Mom's swimsuit? Probably $4. Looking timelessly glamorous? Priceless.
Don’t be afraid to pay someone else to do the things you’re not good at. (Dad)
My Dad is not a handy guy - and he’d happily offer up that truth if you asked. He can lecture on the economic performance of housing tax credit properties but ask him to hang your TV, your house might not perform for long. He’s not shy about the value of his time and recognizing when it’s time to call in the professionals - and I admire that. Especially as a parent, sometimes it’s more important to spend time with your kids than to spend all day trying to learn how to rewire an electrical box.
A fever calls for a “Nurse Bed”, popsicles and movies on TV. (Mom)
Freddy and I were almost never sick growing up - we spent so much time outside, our immune systems were fairly impenetrable - and my mom suffered no fools when it came to either of us faking sick. However, when we were really actually sick with a measured fever, Mom rolled out the red carpet treatment. She would pile all the softest blankets in the house on top of our living room couch, fold us into them then cover us with even softer blankets and cushion our heads with fancy pillows - this was called “the nurse bed”. We were allowed to watch movies on television all day and she would bring freeze pops in bowls and cold compresses for our foreheads.
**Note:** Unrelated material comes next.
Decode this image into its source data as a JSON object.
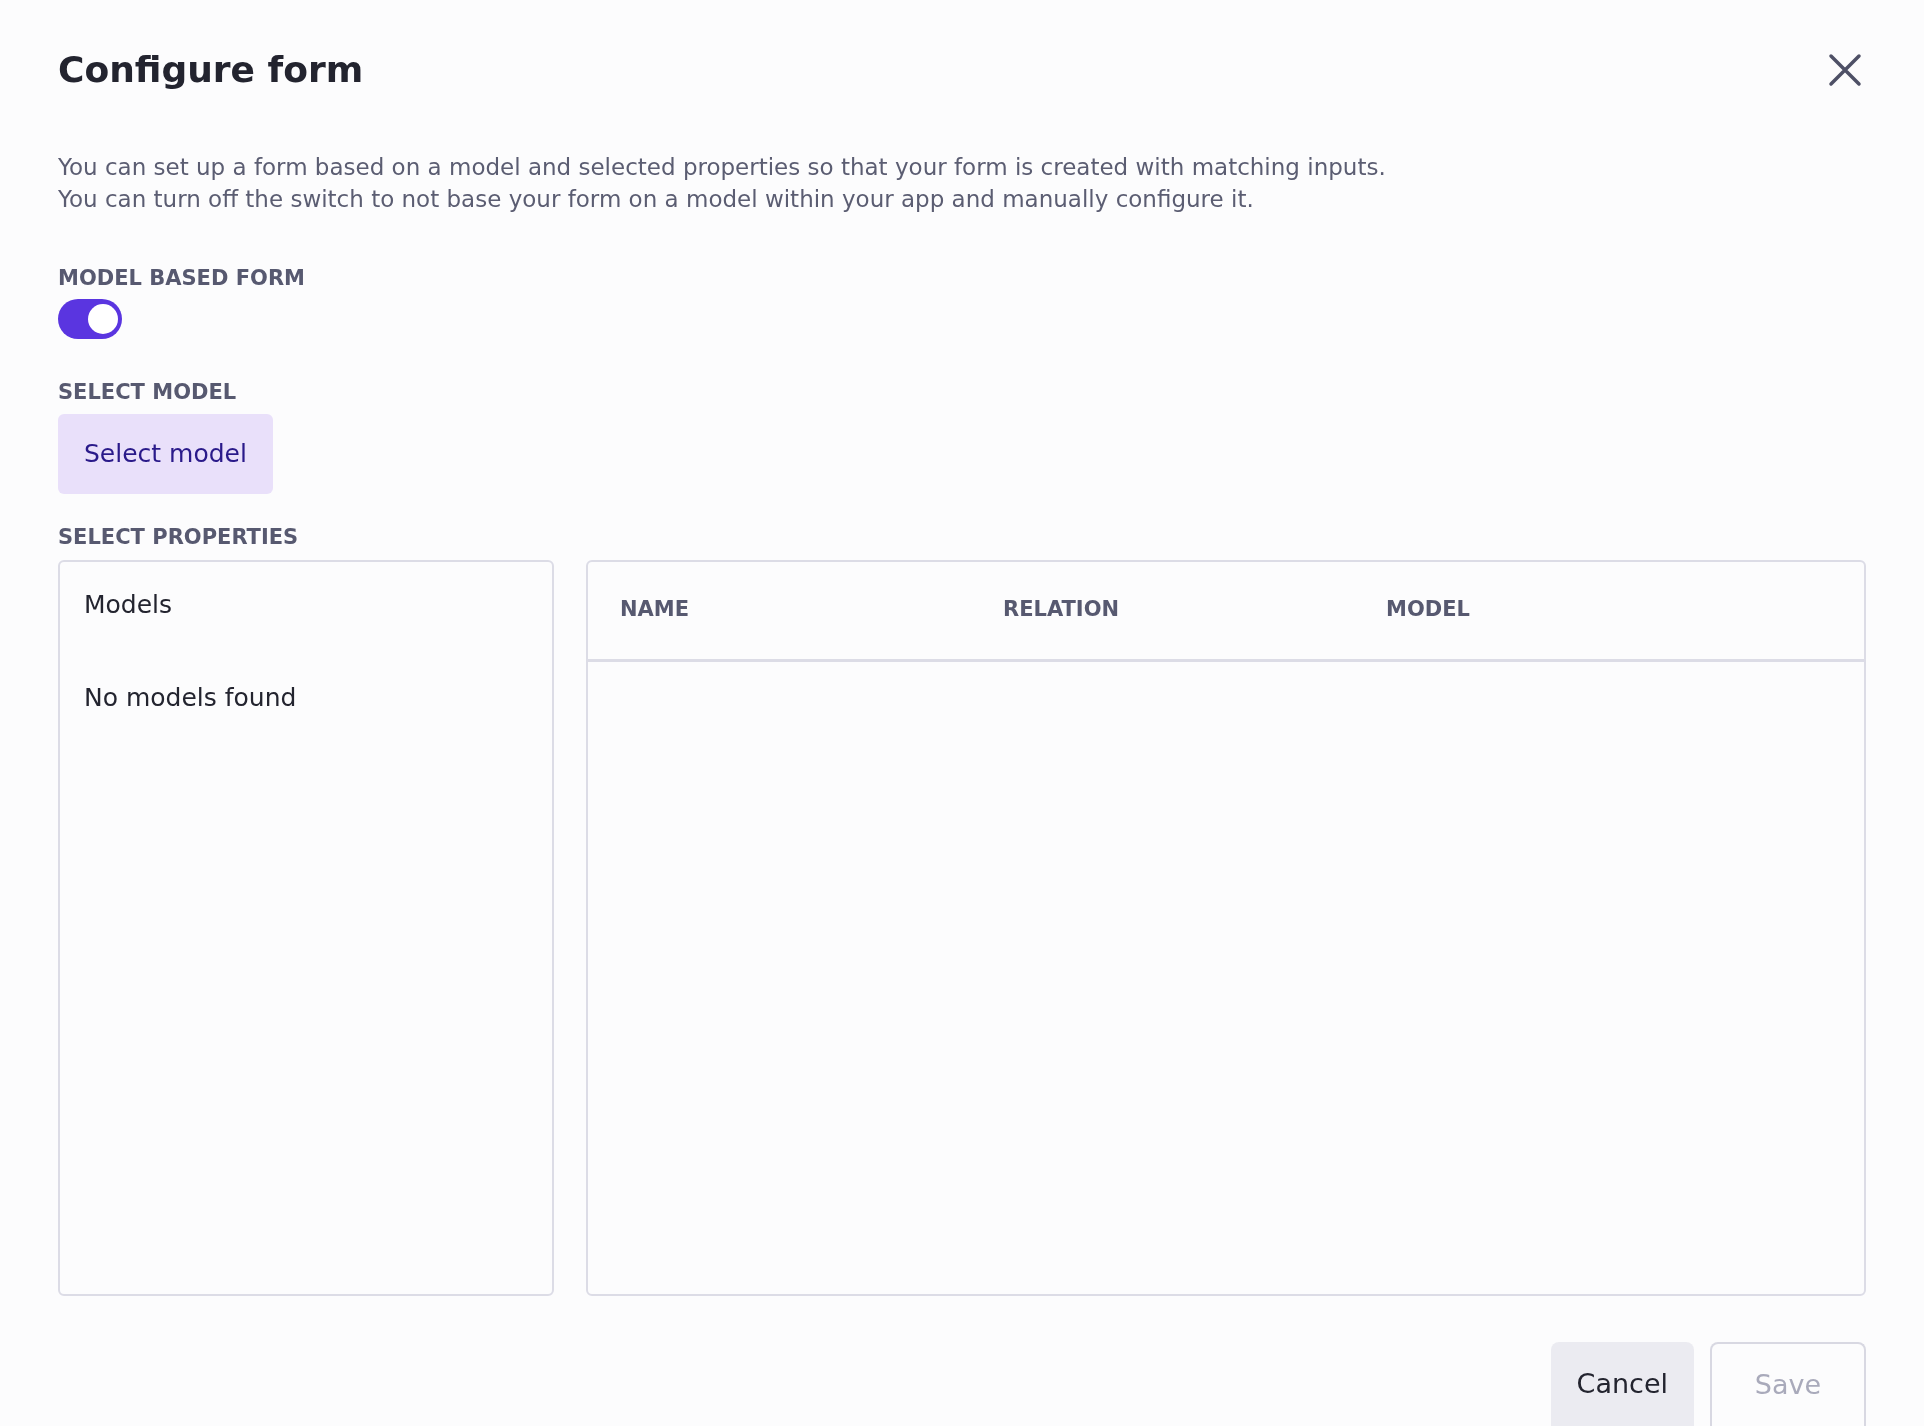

Sometimes we even got face massages. I secretly loved being sick.
If you have extra, give it away. (Dad and Mom)
My Dad has a deep reputation for being one of the most generous people you’ll ever meet. When I was in elementary school, he helped send his barber to Italy to visit his parents. He sent his personal trainer’s son to space camp. He helped send one of my cousins to college. My mom has the same generous spirit - she gave a friend a car once! My parents always taught us that if we had more than we needed, we should share - whether it’s food, toys, love or money, if you have extra, give it away.
Always bring a sketchpad and colored pencils to a museum. (Mom)
We spent a lot of time in museums growing up. My parents wanted us to be cultured and took us into Boston or down to New York pretty regularly to take in theater or music and explore museums. My mom always packed fresh sketchbooks and boxes of colored pencils so we could sit on the gallery benches and sketch our favorite paintings or sculptures. I never understood why my friends hated museums until I learned that they didn’t get to draw while they were there!
Christmas should last at least a month and be as gargantuan as possible. (Dad)
I realize that some people may balk at this one. How much is too much? Should we really be teaching our children excess? My Dad would laugh. He absolutely lives for Christmas and passed on an obsession with the holiday season that I will never shake. It's not about presents for the sake of presents. It's about planning adventures and creating brilliant surprises a loved one could never guess and elaborate scavenger hunts with clues and remembering something someone mentioned in passing months before. It's about handmade art and heartfelt letters and keepsake ornaments and favorite Christmas movies and hot chocolate and Christmas in the Square. We start shopping for Christmas even before Thanksgiving and we were always the last family to toss our Christmas tree off the back porch. Now that he lives on his own, my Dad has been known to keep his Christmas tree up until July (ha!) - and if I had it my way, we'd do the same in our house.
We probably took this photo in late October
… I may not have learned to cook from my Mom or how to jump a car from my Dad, but, I think it’s safe to say the things my parents taught me are pretty important. And I will always love them for it all ♡